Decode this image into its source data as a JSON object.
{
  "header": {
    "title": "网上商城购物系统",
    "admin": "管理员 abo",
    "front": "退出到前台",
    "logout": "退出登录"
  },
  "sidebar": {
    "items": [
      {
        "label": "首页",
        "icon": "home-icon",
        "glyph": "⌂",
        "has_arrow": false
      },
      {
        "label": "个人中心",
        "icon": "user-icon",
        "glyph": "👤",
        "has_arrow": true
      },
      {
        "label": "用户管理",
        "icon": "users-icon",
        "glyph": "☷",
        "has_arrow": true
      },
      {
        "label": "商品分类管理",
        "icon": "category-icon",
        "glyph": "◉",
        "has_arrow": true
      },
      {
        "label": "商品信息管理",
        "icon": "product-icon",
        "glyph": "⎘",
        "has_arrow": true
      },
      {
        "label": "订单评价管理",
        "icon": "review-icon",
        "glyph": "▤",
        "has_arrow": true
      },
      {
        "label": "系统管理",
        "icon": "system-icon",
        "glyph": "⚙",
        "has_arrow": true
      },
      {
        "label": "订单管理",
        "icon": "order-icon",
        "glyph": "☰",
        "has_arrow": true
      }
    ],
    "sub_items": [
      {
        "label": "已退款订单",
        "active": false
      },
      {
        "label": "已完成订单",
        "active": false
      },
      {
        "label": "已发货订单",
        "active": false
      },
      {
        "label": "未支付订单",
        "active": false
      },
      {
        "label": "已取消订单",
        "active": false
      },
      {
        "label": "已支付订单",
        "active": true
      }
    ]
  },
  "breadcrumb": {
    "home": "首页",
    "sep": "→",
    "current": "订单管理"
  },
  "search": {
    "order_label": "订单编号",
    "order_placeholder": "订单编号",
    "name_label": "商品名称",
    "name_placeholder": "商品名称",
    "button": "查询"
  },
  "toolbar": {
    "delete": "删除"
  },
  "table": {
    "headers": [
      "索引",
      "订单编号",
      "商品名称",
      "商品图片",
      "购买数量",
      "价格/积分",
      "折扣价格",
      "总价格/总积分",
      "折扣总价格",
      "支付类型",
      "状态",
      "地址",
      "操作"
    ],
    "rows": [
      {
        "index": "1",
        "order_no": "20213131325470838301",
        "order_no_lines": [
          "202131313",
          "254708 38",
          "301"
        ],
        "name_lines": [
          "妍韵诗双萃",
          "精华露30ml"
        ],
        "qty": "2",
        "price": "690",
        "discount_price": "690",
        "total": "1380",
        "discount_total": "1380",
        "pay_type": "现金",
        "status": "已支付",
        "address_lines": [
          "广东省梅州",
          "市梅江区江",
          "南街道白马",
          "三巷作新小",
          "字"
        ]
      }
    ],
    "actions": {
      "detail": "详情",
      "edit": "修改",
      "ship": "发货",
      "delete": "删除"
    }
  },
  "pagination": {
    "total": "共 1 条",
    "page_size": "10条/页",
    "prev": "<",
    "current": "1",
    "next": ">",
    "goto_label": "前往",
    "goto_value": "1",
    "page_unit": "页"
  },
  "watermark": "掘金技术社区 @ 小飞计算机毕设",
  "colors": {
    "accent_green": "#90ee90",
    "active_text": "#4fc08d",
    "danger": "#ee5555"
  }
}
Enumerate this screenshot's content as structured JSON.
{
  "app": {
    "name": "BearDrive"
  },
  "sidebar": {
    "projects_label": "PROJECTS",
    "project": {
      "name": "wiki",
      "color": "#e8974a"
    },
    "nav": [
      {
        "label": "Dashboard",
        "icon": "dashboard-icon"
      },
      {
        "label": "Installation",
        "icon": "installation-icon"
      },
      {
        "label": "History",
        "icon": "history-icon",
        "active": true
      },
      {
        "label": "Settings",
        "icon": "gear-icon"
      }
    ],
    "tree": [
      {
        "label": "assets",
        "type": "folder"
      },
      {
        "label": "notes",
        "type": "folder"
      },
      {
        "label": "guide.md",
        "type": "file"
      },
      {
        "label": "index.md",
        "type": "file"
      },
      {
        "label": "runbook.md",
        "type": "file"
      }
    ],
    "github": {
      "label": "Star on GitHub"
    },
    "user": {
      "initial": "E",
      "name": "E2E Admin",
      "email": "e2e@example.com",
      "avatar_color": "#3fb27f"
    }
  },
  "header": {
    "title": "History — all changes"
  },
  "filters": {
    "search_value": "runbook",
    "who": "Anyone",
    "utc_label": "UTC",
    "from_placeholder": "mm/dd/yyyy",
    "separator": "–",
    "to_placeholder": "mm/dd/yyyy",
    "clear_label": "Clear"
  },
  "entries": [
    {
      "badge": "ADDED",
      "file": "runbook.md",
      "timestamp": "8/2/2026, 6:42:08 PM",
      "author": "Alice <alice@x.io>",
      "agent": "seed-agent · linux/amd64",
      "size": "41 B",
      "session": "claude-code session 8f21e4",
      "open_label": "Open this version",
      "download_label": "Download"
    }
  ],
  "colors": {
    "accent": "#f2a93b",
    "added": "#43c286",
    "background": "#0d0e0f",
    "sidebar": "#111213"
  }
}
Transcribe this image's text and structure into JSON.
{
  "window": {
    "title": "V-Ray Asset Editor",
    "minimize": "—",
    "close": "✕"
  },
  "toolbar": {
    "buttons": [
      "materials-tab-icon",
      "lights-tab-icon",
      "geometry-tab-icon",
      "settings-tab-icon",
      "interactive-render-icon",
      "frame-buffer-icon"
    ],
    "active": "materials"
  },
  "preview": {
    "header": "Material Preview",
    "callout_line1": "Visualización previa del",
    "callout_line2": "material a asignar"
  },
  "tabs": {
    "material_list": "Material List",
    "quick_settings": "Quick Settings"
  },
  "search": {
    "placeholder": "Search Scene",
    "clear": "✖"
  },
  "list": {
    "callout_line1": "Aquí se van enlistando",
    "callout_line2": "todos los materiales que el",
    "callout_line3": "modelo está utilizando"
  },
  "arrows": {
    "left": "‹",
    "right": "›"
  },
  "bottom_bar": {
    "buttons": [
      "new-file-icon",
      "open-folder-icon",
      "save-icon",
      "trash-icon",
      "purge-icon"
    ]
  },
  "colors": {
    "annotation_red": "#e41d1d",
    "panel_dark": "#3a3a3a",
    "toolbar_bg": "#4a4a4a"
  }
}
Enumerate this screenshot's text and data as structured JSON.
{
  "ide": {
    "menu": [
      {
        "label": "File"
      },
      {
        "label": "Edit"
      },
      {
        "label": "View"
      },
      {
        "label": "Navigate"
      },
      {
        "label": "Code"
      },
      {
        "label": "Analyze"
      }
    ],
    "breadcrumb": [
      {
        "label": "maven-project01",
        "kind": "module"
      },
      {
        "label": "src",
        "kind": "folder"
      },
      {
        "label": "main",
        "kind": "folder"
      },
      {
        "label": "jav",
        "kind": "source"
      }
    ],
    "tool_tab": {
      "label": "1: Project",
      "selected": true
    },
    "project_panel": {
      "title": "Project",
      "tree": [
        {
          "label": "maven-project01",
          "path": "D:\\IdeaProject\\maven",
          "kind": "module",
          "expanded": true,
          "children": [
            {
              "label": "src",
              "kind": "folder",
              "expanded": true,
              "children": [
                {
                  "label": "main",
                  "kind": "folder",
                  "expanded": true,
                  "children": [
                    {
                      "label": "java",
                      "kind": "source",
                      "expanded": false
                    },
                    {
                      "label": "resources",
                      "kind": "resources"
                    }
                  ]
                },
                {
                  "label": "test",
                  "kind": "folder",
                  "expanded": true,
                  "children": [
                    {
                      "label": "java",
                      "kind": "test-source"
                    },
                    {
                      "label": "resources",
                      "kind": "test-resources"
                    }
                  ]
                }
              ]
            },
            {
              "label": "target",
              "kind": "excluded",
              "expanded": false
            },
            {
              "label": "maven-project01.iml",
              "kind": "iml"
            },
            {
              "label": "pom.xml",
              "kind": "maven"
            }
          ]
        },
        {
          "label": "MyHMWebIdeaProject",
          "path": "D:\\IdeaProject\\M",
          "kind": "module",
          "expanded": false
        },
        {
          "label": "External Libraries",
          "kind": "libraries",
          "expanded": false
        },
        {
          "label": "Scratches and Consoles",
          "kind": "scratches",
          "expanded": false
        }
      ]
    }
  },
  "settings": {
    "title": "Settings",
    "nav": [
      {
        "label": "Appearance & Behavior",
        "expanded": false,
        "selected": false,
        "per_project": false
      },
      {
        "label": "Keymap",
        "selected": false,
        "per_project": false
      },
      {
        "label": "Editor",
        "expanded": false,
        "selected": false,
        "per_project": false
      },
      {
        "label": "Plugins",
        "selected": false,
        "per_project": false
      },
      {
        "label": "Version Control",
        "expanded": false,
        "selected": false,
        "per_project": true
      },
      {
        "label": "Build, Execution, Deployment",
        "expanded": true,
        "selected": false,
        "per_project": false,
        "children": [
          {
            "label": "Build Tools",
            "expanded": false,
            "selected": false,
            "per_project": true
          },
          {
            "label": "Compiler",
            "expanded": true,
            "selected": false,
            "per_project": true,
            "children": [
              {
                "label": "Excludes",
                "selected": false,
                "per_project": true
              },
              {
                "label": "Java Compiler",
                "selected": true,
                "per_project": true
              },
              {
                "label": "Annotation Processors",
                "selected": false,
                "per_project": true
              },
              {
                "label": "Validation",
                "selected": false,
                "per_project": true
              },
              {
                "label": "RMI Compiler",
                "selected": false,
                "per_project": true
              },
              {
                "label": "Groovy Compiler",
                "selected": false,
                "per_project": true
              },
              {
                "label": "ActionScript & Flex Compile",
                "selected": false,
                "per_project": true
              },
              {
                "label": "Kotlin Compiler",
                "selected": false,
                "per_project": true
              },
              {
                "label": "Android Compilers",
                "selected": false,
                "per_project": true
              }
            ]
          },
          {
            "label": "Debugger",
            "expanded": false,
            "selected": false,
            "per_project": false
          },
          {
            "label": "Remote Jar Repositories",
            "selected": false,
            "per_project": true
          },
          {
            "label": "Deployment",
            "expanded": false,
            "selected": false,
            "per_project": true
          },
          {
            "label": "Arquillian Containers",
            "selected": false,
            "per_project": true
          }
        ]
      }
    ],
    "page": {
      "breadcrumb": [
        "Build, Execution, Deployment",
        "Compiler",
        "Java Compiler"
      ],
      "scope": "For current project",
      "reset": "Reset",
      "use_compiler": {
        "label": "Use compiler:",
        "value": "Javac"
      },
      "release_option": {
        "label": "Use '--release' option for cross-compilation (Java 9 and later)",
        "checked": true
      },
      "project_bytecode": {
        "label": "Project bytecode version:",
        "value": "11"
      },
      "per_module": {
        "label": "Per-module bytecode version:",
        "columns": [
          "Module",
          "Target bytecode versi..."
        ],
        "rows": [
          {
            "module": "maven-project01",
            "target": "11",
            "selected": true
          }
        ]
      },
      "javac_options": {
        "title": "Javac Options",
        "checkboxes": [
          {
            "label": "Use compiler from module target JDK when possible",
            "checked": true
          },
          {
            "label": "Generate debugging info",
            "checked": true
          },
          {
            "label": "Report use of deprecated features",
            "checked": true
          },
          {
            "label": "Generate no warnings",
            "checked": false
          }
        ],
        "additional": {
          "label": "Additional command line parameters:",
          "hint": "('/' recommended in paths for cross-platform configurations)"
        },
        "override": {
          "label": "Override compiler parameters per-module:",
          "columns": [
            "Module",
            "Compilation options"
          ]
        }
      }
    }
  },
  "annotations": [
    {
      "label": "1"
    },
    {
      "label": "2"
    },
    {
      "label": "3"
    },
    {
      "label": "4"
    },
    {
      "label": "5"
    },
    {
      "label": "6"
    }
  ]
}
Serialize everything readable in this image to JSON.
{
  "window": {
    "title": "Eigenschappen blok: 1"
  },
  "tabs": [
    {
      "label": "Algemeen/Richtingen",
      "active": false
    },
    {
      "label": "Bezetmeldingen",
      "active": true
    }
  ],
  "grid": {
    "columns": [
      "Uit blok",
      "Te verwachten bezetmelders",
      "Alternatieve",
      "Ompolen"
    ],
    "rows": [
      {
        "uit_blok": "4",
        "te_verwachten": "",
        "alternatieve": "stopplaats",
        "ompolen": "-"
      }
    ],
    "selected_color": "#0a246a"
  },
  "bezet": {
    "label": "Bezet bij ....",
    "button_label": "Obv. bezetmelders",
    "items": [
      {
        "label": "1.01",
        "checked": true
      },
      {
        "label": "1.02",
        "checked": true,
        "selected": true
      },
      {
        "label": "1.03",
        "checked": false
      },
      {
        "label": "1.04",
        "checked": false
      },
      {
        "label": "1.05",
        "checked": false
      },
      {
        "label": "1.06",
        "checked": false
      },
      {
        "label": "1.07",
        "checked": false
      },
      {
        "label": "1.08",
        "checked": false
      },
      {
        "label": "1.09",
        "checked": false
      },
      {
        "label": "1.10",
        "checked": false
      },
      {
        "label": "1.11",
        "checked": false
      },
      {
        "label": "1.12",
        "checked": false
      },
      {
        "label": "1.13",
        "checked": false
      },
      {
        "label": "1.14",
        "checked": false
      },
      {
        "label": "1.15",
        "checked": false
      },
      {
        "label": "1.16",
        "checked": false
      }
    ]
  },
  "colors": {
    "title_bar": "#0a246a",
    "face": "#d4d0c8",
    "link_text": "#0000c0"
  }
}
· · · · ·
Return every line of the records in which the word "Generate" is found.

            "label": "Generate debugging info",
            "label": "Generate no warnings",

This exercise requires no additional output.